Let me start by stating that this is one of my favourite books I have read this year. I adored it.

Although it is billed as a romance book and the cover suggests a light read, I feel that this is slightly misleading. This books deals with a lot of trauma, such as alcoholism, rape and suicide. If you go in expecting a fun light read, this is not that, and in my opinion all the better for it.

The novel follows two people during two time lines – one in 1979 and the other in 2012/13. In the later timeline both are in their late forties, have other partners and adult children and yet they find their way back to each other, reconnecting through music that they send to each other via Twitter. I loved having older protagonists that still felt young at heart. I guess I recognised much of myself in them!

It does deal with adultery, which is not a subject I am particularly fond of, but somehow it works here and it did not bother me too much.

I loved the main characters, as well as the quirky cast of side characters. There were some really endearing dynamics.

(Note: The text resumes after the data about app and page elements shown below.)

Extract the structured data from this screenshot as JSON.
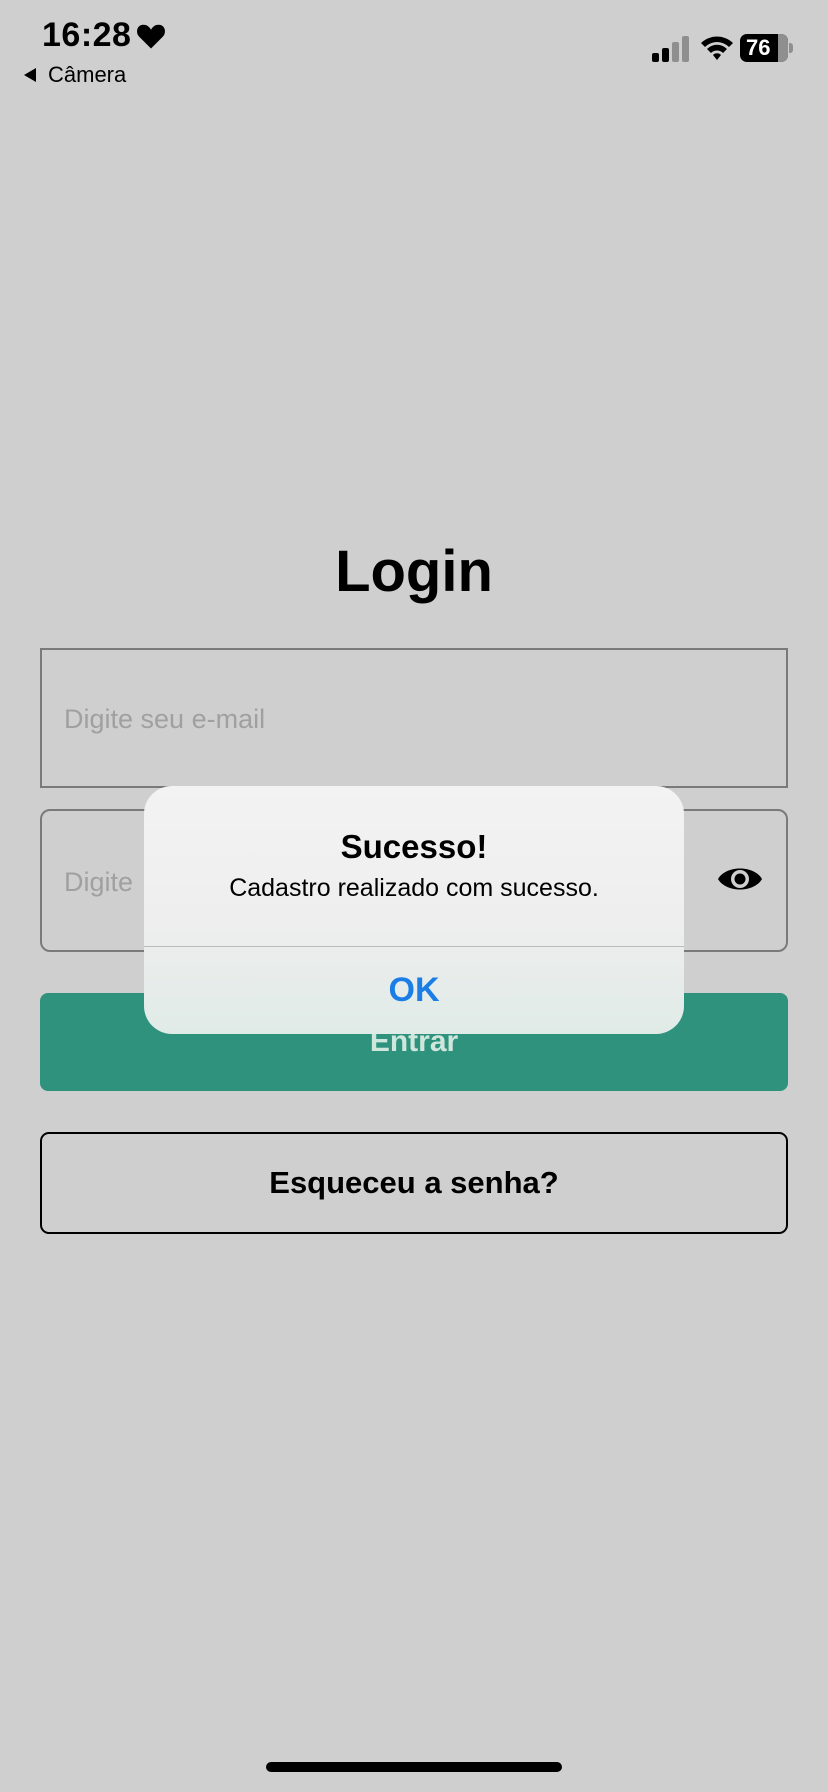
{
  "status_bar": {
    "time": "16:28",
    "back_label": "Câmera",
    "battery": "76"
  },
  "login": {
    "title": "Login",
    "email_placeholder": "Digite seu e-mail",
    "password_placeholder": "Digite",
    "submit_label": "Entrar",
    "forgot_label": "Esqueceu a senha?"
  },
  "alert": {
    "title": "Sucesso!",
    "message": "Cadastro realizado com sucesso.",
    "ok_label": "OK"
  },
  "colors": {
    "background": "#cfcfcf",
    "primary_button": "#2f927d",
    "alert_action": "#1a7ee6"
  }
}
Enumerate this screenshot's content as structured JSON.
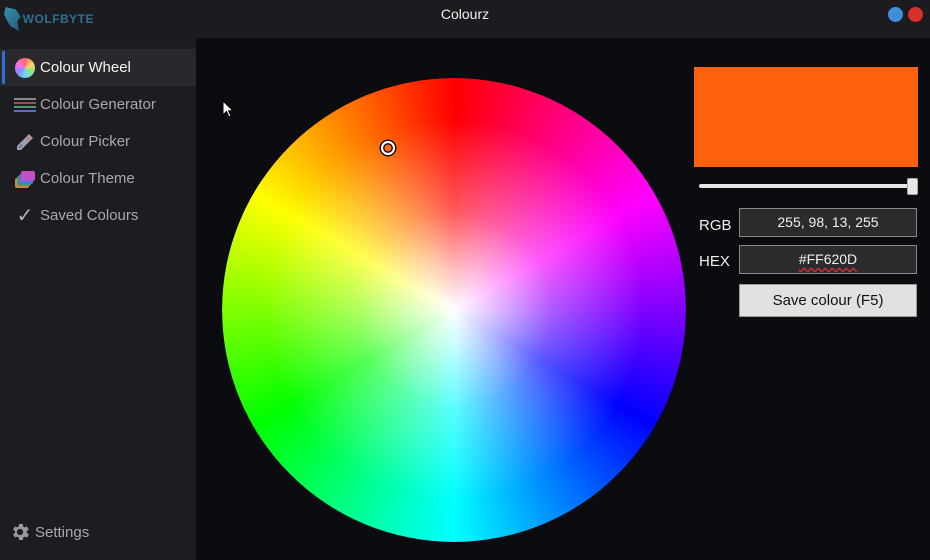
{
  "titlebar": {
    "logo_text": "WOLFBYTE",
    "title": "Colourz",
    "minimize_color": "#3f8ed9",
    "close_color": "#d9302e"
  },
  "sidebar": {
    "items": [
      {
        "label": "Colour Wheel",
        "icon": "colour-wheel-icon",
        "active": true
      },
      {
        "label": "Colour Generator",
        "icon": "colour-generator-icon",
        "active": false
      },
      {
        "label": "Colour Picker",
        "icon": "eyedropper-icon",
        "active": false
      },
      {
        "label": "Colour Theme",
        "icon": "colour-theme-icon",
        "active": false
      },
      {
        "label": "Saved Colours",
        "icon": "checkmark-icon",
        "active": false
      }
    ],
    "settings_label": "Settings",
    "accent_color": "#2f6fd9"
  },
  "colour": {
    "preview_hex": "#FF620D",
    "alpha_percent": 100,
    "rgb_label": "RGB",
    "rgb_value": "255, 98, 13, 255",
    "hex_label": "HEX",
    "hex_value": "#FF620D",
    "save_button": "Save colour (F5)"
  }
}
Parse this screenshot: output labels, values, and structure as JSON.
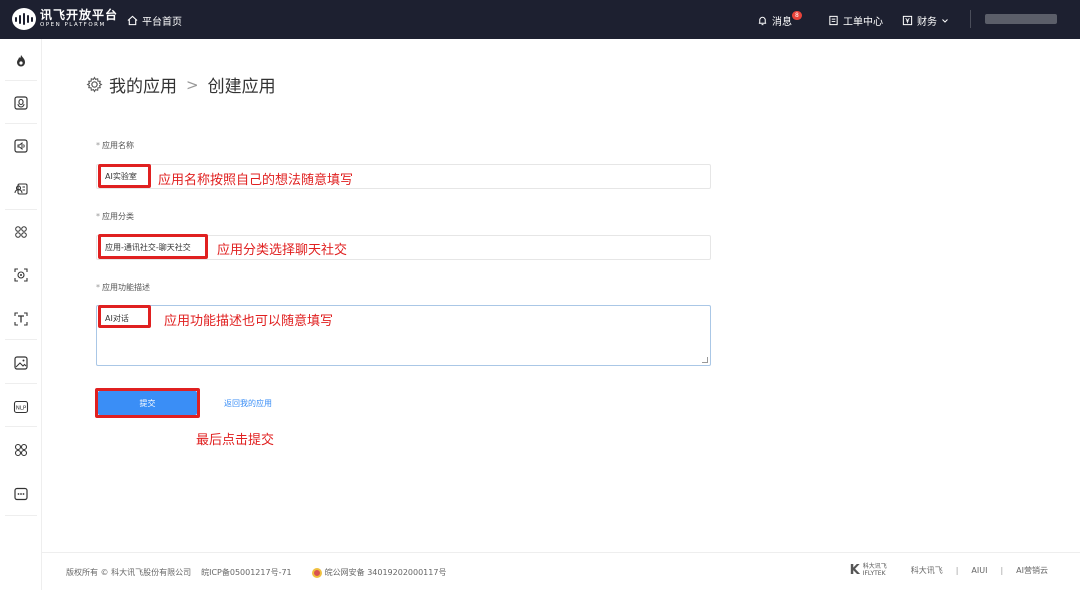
{
  "header": {
    "logo_main": "讯飞开放平台",
    "logo_sub": "OPEN PLATFORM",
    "home_label": "平台首页",
    "messages_label": "消息",
    "messages_badge": "8",
    "tickets_label": "工单中心",
    "finance_label": "财务",
    "icons": [
      "home-icon",
      "bell-icon",
      "document-icon",
      "finance-icon",
      "chevron-down-icon"
    ]
  },
  "sidebar": {
    "icons": [
      "flame-icon",
      "voice-box-icon",
      "speaker-icon",
      "person-card-icon",
      "face-scan-icon",
      "camera-scan-icon",
      "text-scan-icon",
      "image-icon",
      "nlp-icon",
      "apps-grid-icon",
      "more-icon"
    ]
  },
  "breadcrumb": {
    "parent": "我的应用",
    "separator": ">",
    "current": "创建应用"
  },
  "form": {
    "name_label": "应用名称",
    "name_value": "AI实验室",
    "category_label": "应用分类",
    "category_value": "应用-通讯社交-聊天社交",
    "description_label": "应用功能描述",
    "description_value": "AI对话",
    "required_mark": "*",
    "submit_label": "提交",
    "back_label": "返回我的应用"
  },
  "annotations": {
    "name_hint": "应用名称按照自己的想法随意填写",
    "category_hint": "应用分类选择聊天社交",
    "description_hint": "应用功能描述也可以随意填写",
    "submit_hint": "最后点击提交"
  },
  "footer": {
    "copyright": "版权所有 © 科大讯飞股份有限公司",
    "icp": "皖ICP备05001217号-71",
    "police": "皖公网安备 34019202000117号",
    "brand_mark": "K",
    "brand_cn": "科大讯飞",
    "brand_en": "IFLYTEK",
    "links": [
      "科大讯飞",
      "AIUI",
      "AI营销云"
    ],
    "link_sep": "|"
  },
  "colors": {
    "topbar": "#1d2030",
    "accent": "#3a8ef6",
    "annotation": "#e02020"
  }
}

I loved the big role the music aspect played in this narrative. Music is very evocative for me personally, so for me this novel made a lot of sense and I felt wave after wave of nostalgia whilst reading it.

I adored this so much. This was perfect for me.

7 out of 7 stars